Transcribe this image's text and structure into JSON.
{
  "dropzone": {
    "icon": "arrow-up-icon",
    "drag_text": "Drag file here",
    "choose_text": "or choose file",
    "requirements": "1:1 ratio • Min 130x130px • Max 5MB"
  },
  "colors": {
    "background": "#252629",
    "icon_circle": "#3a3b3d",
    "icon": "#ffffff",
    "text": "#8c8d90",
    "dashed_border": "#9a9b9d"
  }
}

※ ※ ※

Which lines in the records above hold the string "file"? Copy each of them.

ANSWER TO THE PROBLEM:
    "drag_text": "Drag file here",
    "choose_text": "or choose file",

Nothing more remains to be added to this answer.